• _Problem statement_
Using the listing below, count the lines in which "Internet" appears; give the count alone.

• _Data extract_

= = =

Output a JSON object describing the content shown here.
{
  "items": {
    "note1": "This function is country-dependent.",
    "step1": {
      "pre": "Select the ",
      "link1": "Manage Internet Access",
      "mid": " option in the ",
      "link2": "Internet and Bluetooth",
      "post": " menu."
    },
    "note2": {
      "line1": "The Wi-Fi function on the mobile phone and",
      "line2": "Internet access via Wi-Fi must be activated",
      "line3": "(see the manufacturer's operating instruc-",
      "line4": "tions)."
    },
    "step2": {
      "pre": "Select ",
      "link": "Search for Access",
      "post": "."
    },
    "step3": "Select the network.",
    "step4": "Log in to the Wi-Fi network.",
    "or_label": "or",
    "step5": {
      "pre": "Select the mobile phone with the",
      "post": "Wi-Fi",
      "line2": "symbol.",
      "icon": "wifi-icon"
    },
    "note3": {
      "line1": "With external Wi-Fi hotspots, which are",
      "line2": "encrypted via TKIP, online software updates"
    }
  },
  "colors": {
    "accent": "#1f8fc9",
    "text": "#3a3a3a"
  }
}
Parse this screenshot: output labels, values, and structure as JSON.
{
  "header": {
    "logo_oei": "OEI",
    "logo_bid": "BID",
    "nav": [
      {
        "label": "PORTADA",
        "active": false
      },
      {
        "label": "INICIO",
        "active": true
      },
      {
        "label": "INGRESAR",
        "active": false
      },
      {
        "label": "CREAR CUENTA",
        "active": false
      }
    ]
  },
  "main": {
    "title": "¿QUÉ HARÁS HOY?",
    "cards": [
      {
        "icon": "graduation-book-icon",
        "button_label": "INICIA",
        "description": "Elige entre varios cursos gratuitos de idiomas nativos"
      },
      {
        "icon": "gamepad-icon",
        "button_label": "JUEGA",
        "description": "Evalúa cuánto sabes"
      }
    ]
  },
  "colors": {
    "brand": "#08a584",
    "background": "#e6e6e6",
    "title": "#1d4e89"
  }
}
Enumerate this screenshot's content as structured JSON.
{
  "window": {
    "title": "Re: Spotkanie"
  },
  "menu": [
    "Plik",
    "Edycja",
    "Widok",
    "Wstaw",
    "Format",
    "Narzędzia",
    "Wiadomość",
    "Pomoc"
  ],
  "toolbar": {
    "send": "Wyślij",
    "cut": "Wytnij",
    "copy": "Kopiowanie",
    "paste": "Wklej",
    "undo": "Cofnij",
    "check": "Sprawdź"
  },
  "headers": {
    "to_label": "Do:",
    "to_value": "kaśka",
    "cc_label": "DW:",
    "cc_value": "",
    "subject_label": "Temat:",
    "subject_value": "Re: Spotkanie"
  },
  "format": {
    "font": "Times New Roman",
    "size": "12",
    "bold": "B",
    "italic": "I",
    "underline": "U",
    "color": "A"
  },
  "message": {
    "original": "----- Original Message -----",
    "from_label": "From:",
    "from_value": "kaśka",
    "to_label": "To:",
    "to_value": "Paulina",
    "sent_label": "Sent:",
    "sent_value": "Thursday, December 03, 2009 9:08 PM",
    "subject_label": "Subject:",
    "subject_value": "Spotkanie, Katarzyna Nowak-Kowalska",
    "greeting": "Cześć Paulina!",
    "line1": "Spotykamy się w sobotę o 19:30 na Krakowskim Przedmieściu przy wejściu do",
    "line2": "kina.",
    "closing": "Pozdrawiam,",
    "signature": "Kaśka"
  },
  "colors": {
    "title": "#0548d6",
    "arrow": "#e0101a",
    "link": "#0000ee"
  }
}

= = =

• _Answer to this task_
3